• _RECORDS SUPPLIED_
• • • • • • •
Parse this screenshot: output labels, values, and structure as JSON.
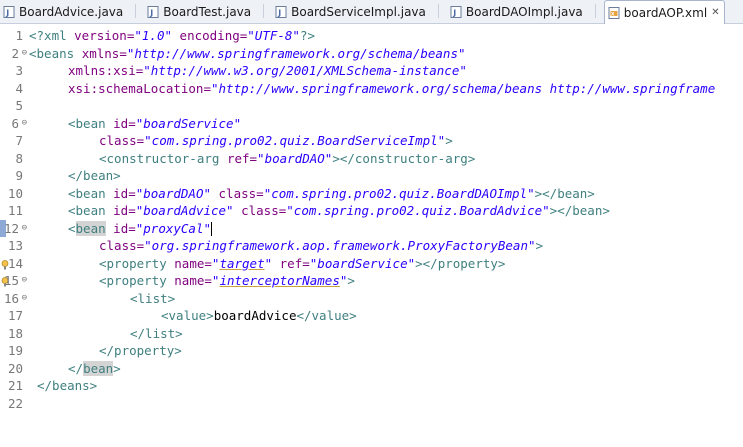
{
  "tabs": [
    {
      "label": "BoardAdvice.java",
      "icon": "java-file-icon",
      "active": false
    },
    {
      "label": "BoardTest.java",
      "icon": "java-file-icon",
      "active": false
    },
    {
      "label": "BoardServiceImpl.java",
      "icon": "java-file-icon",
      "active": false
    },
    {
      "label": "BoardDAOImpl.java",
      "icon": "java-file-icon",
      "active": false
    },
    {
      "label": "boardAOP.xml",
      "icon": "xml-file-icon",
      "active": true,
      "close": "✕"
    }
  ],
  "editor": {
    "line_numbers": [
      "1",
      "2",
      "3",
      "4",
      "5",
      "6",
      "7",
      "8",
      "9",
      "10",
      "11",
      "12",
      "13",
      "14",
      "15",
      "16",
      "17",
      "18",
      "19",
      "20",
      "21",
      "22"
    ],
    "current_line": 12,
    "text": {
      "l1_decl_open": "<?xml ",
      "l1_version_attr": "version=",
      "l1_version_val": "\"1.0\"",
      "l1_encoding_attr": " encoding=",
      "l1_encoding_val": "\"UTF-8\"",
      "l1_decl_close": "?>",
      "l2_open": "<beans ",
      "l2_attr": "xmlns=",
      "l2_val": "\"http://www.springframework.org/schema/beans\"",
      "l3_attr": "xmlns:xsi=",
      "l3_val": "\"http://www.w3.org/2001/XMLSchema-instance\"",
      "l4_attr": "xsi:schemaLocation=",
      "l4_val": "\"http://www.springframework.org/schema/beans http://www.springframe",
      "l6_open": "<bean ",
      "l6_attr": "id=",
      "l6_val": "\"boardService\"",
      "l7_attr": "class=",
      "l7_val": "\"com.spring.pro02.quiz.BoardServiceImpl\"",
      "l7_close": ">",
      "l8_open": "<constructor-arg ",
      "l8_attr": "ref=",
      "l8_val": "\"boardDAO\"",
      "l8_close": "></constructor-arg>",
      "l9_close": "</bean>",
      "l10_open": "<bean ",
      "l10_attr1": "id=",
      "l10_val1": "\"boardDAO\"",
      "l10_attr2": " class=",
      "l10_val2": "\"com.spring.pro02.quiz.BoardDAOImpl\"",
      "l10_close": "></bean>",
      "l11_open": "<bean ",
      "l11_attr1": "id=",
      "l11_val1": "\"boardAdvice\"",
      "l11_attr2": " class=",
      "l11_val2": "\"com.spring.pro02.quiz.BoardAdvice\"",
      "l11_close": "></bean>",
      "l12_lt": "<",
      "l12_tag": "bean",
      "l12_attr": " id=",
      "l12_val": "\"proxyCal\"",
      "l13_attr": "class=",
      "l13_val": "\"org.springframework.aop.framework.ProxyFactoryBean\"",
      "l13_close": ">",
      "l14_open": "<property ",
      "l14_attr1": "name=",
      "l14_val1_q1": "\"",
      "l14_val1_word": "target",
      "l14_val1_q2": "\"",
      "l14_attr2": " ref=",
      "l14_val2": "\"boardService\"",
      "l14_close": "></property>",
      "l15_open": "<property ",
      "l15_attr": "name=",
      "l15_val_q1": "\"",
      "l15_val_word": "interceptorNames",
      "l15_val_q2": "\"",
      "l15_close": ">",
      "l16_open": "<list>",
      "l17_open": "<value>",
      "l17_text": "boardAdvice",
      "l17_close": "</value>",
      "l18_close": "</list>",
      "l19_close": "</property>",
      "l20_lt": "</",
      "l20_tag": "bean",
      "l20_gt": ">",
      "l21_close": "</beans>"
    }
  },
  "colors": {
    "tag": "#3f7f7f",
    "attribute": "#7f007f",
    "value": "#2a00ff",
    "line_number": "#787878",
    "current_line_marker": "#8fa9d6",
    "occurrence_highlight": "#d4d4d4"
  }
}
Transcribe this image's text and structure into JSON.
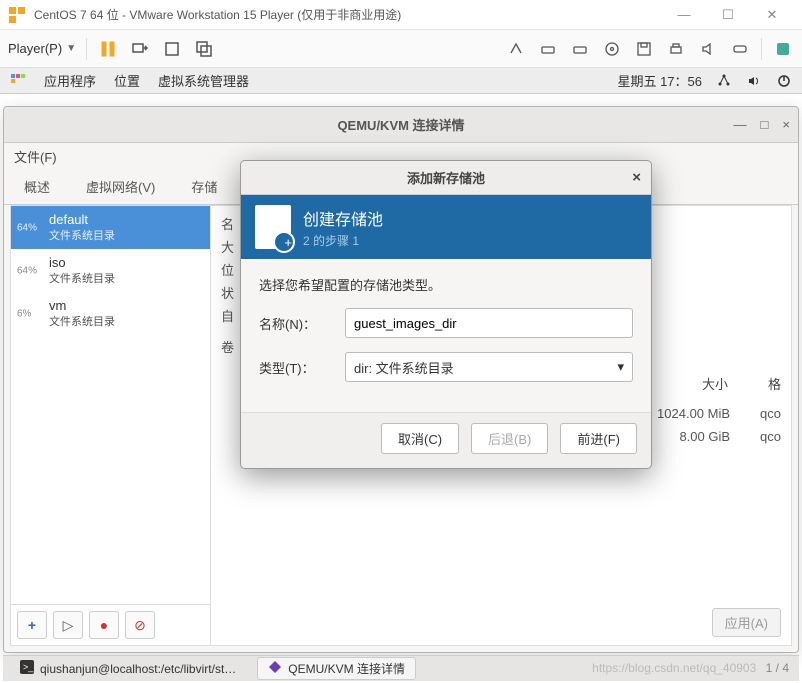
{
  "vmware": {
    "title": "CentOS 7 64 位 - VMware Workstation 15 Player (仅用于非商业用途)",
    "player_label": "Player(P)"
  },
  "gnome": {
    "apps": "应用程序",
    "places": "位置",
    "vm_mgr": "虚拟系统管理器",
    "clock": "星期五 17：56"
  },
  "qemu": {
    "title": "QEMU/KVM 连接详情",
    "file_menu": "文件(F)",
    "tabs": {
      "overview": "概述",
      "vnet": "虚拟网络(V)",
      "storage": "存储"
    },
    "pools": [
      {
        "pct": "64%",
        "name": "default",
        "sub": "文件系统目录"
      },
      {
        "pct": "64%",
        "name": "iso",
        "sub": "文件系统目录"
      },
      {
        "pct": "6%",
        "name": "vm",
        "sub": "文件系统目录"
      }
    ],
    "labels": {
      "name": "名",
      "big": "大",
      "pos": "位",
      "state": "状",
      "auto": "自",
      "vol": "卷"
    },
    "table": {
      "col_size": "大小",
      "col_fmt": "格",
      "row1": {
        "size": "1024.00 MiB",
        "fmt": "qco"
      },
      "row2": {
        "size": "8.00 GiB",
        "fmt": "qco"
      }
    },
    "apply": "应用(A)"
  },
  "modal": {
    "title": "添加新存储池",
    "heading": "创建存储池",
    "step": "2 的步骤 1",
    "hint": "选择您希望配置的存储池类型。",
    "name_label": "名称(N)：",
    "name_value": "guest_images_dir",
    "type_label": "类型(T)：",
    "type_value": "dir: 文件系统目录",
    "cancel": "取消(C)",
    "back": "后退(B)",
    "forward": "前进(F)"
  },
  "taskbar": {
    "terminal": "qiushanjun@localhost:/etc/libvirt/st…",
    "qemu": "QEMU/KVM 连接详情",
    "page": "1 / 4"
  },
  "watermark": "https://blog.csdn.net/qq_40903"
}
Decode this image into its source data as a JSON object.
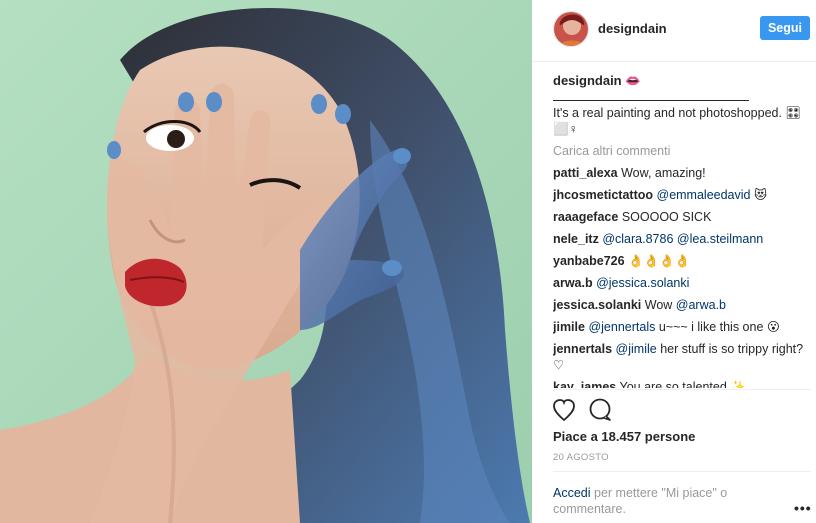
{
  "header": {
    "username": "designdain",
    "follow_label": "Segui"
  },
  "caption": {
    "username": "designdain",
    "username_emoji": "👄",
    "text": "It's a real painting and not photoshopped. 🎛 ⬜♀"
  },
  "load_more_label": "Carica altri commenti",
  "comments": [
    {
      "user": "patti_alexa",
      "parts": [
        {
          "t": "Wow, amazing!"
        }
      ]
    },
    {
      "user": "jhcosmetictattoo",
      "parts": [
        {
          "m": "@emmaleedavid"
        },
        {
          "t": " 😻"
        }
      ]
    },
    {
      "user": "raaageface",
      "parts": [
        {
          "t": "SOOOOO SICK"
        }
      ]
    },
    {
      "user": "nele_itz",
      "parts": [
        {
          "m": "@clara.8786"
        },
        {
          "t": " "
        },
        {
          "m": "@lea.steilmann"
        }
      ]
    },
    {
      "user": "yanbabe726",
      "parts": [
        {
          "t": "👌👌👌👌"
        }
      ]
    },
    {
      "user": "arwa.b",
      "parts": [
        {
          "m": "@jessica.solanki"
        }
      ]
    },
    {
      "user": "jessica.solanki",
      "parts": [
        {
          "t": "Wow "
        },
        {
          "m": "@arwa.b"
        }
      ]
    },
    {
      "user": "jimile",
      "parts": [
        {
          "m": "@jennertals"
        },
        {
          "t": " u~~~ i like this one 😮"
        }
      ]
    },
    {
      "user": "jennertals",
      "parts": [
        {
          "m": "@jimile"
        },
        {
          "t": " her stuff is so trippy right? ♡"
        }
      ]
    },
    {
      "user": "kay_james",
      "parts": [
        {
          "t": "You are so talented ✨"
        }
      ]
    }
  ],
  "actions": {
    "like_icon": "heart-icon",
    "comment_icon": "comment-bubble-icon"
  },
  "likes_text": "Piace a 18.457 persone",
  "date_text": "20 AGOSTO",
  "login_prompt": {
    "link": "Accedi",
    "text": " per mettere \"Mi piace\" o commentare."
  },
  "more_icon": "•••",
  "colors": {
    "follow_button": "#3897f0",
    "mention_link": "#003569",
    "muted_text": "#999999",
    "background_mint": "#a9dab8",
    "nail_blue": "#5b8dc7",
    "hair_blue": "#3d5a80"
  }
}
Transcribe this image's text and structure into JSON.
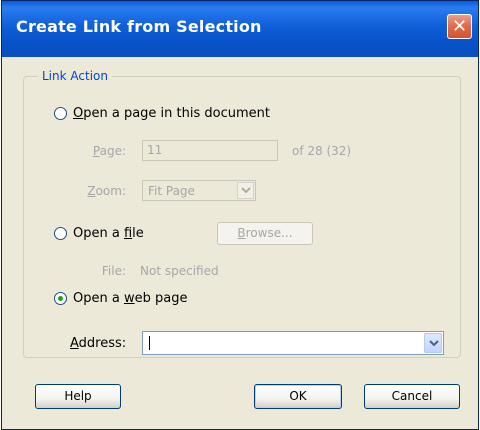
{
  "window": {
    "title": "Create Link from Selection",
    "close_glyph": "✕"
  },
  "group": {
    "label": "Link Action"
  },
  "options": {
    "page": {
      "label_first": "O",
      "label_rest": "pen a page in this document",
      "selected": false
    },
    "file": {
      "label_prefix": "Open a ",
      "label_underlined": "f",
      "label_suffix": "ile",
      "selected": false
    },
    "web": {
      "label_prefix": "Open a ",
      "label_underlined": "w",
      "label_suffix": "eb page",
      "selected": true
    }
  },
  "page_section": {
    "page_label_first": "P",
    "page_label_rest": "age:",
    "page_value": "11",
    "page_of": "of 28 (32)",
    "zoom_label_first": "Z",
    "zoom_label_rest": "oom:",
    "zoom_value": "Fit Page"
  },
  "file_section": {
    "browse_first": "B",
    "browse_rest": "rowse...",
    "file_label": "File:",
    "file_value": "Not specified"
  },
  "address": {
    "label_first": "A",
    "label_rest": "ddress:",
    "value": ""
  },
  "buttons": {
    "help": "Help",
    "ok": "OK",
    "cancel": "Cancel"
  }
}
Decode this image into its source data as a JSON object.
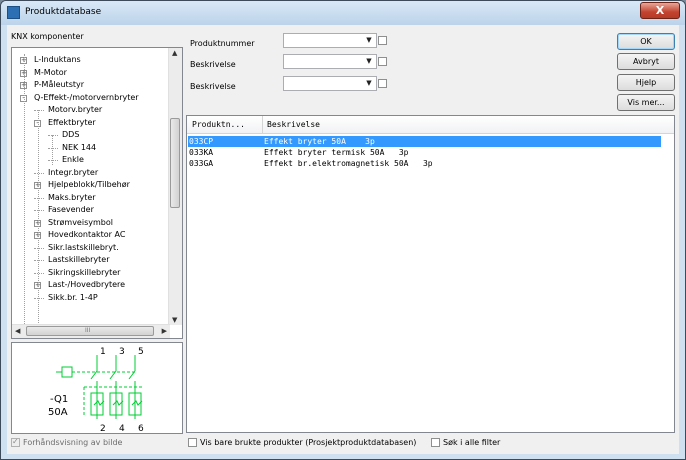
{
  "window": {
    "title": "Produktdatabase",
    "close_glyph": "X"
  },
  "left_panel": {
    "tree_label": "KNX komponenter",
    "tree_items": [
      {
        "label": "L-Induktans",
        "level": 0,
        "expander": "+"
      },
      {
        "label": "M-Motor",
        "level": 0,
        "expander": "+"
      },
      {
        "label": "P-Måleutstyr",
        "level": 0,
        "expander": "+"
      },
      {
        "label": "Q-Effekt-/motorvernbryter",
        "level": 0,
        "expander": "-"
      },
      {
        "label": "Motorv.bryter",
        "level": 1,
        "expander": ""
      },
      {
        "label": "Effektbryter",
        "level": 1,
        "expander": "-"
      },
      {
        "label": "DDS",
        "level": 2,
        "expander": ""
      },
      {
        "label": "NEK 144",
        "level": 2,
        "expander": ""
      },
      {
        "label": "Enkle",
        "level": 2,
        "expander": ""
      },
      {
        "label": "Integr.bryter",
        "level": 1,
        "expander": ""
      },
      {
        "label": "Hjelpeblokk/Tilbehør",
        "level": 1,
        "expander": "+"
      },
      {
        "label": "Maks.bryter",
        "level": 1,
        "expander": ""
      },
      {
        "label": "Fasevender",
        "level": 1,
        "expander": ""
      },
      {
        "label": "Strømveisymbol",
        "level": 1,
        "expander": "+"
      },
      {
        "label": "Hovedkontaktor AC",
        "level": 1,
        "expander": "+"
      },
      {
        "label": "Sikr.lastskillebryt.",
        "level": 1,
        "expander": ""
      },
      {
        "label": "Lastskillebryter",
        "level": 1,
        "expander": ""
      },
      {
        "label": "Sikringskillebryter",
        "level": 1,
        "expander": ""
      },
      {
        "label": "Last-/Hovedbrytere",
        "level": 1,
        "expander": "+"
      },
      {
        "label": "Sikk.br. 1-4P",
        "level": 1,
        "expander": ""
      }
    ],
    "hscroll_grip": "III",
    "preview_symbol": {
      "reference": "-Q1",
      "rating": "50A",
      "terminals_top": [
        "1",
        "3",
        "5"
      ],
      "terminals_bottom": [
        "2",
        "4",
        "6"
      ],
      "color": "#00cc33"
    },
    "preview_checkbox_label": "Forhåndsvisning av bilde",
    "preview_checked": true
  },
  "filters": [
    {
      "label": "Produktnummer",
      "value": ""
    },
    {
      "label": "Beskrivelse",
      "value": ""
    },
    {
      "label": "Beskrivelse",
      "value": ""
    }
  ],
  "buttons": {
    "ok": "OK",
    "cancel": "Avbryt",
    "help": "Hjelp",
    "more": "Vis mer..."
  },
  "results": {
    "columns": [
      "Produktn...",
      "Beskrivelse"
    ],
    "rows": [
      {
        "number": "033CP",
        "description": "Effekt bryter 50A    3p",
        "selected": true
      },
      {
        "number": "033KA",
        "description": "Effekt bryter termisk 50A   3p",
        "selected": false
      },
      {
        "number": "033GA",
        "description": "Effekt br.elektromagnetisk 50A   3p",
        "selected": false
      }
    ]
  },
  "bottom": {
    "project_only_label": "Vis bare brukte produkter (Prosjektproduktdatabasen)",
    "search_all_label": "Søk i alle filter"
  },
  "colors": {
    "selection": "#3399ff",
    "window_frame": "#cfe0f1",
    "symbol_green": "#00cc33"
  }
}
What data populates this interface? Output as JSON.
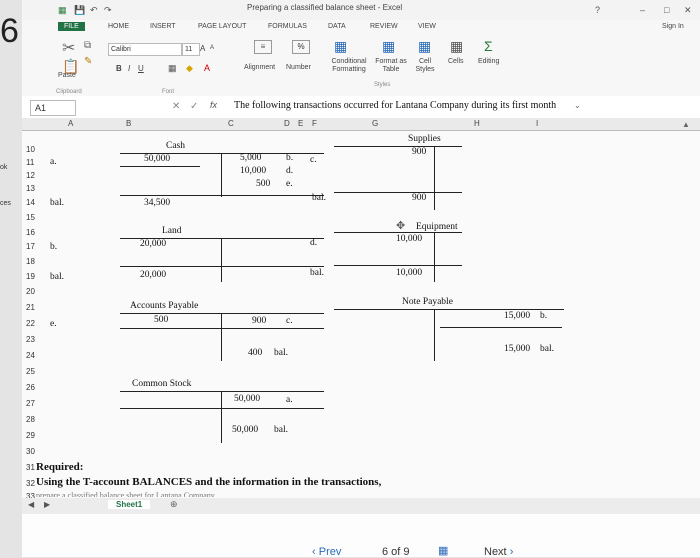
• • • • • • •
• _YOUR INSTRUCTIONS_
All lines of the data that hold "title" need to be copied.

• _ANSWER FOR THE TASK_
    "title": "CentOS 7 64 位 - VMware Workstation 15 Player (仅用于非商业用途)",
    "title": "QEMU/KVM 连接详情",
    "title": "添加新存储池",
    "title": "Create Link from Selection",
    "title": "Produktdatabase",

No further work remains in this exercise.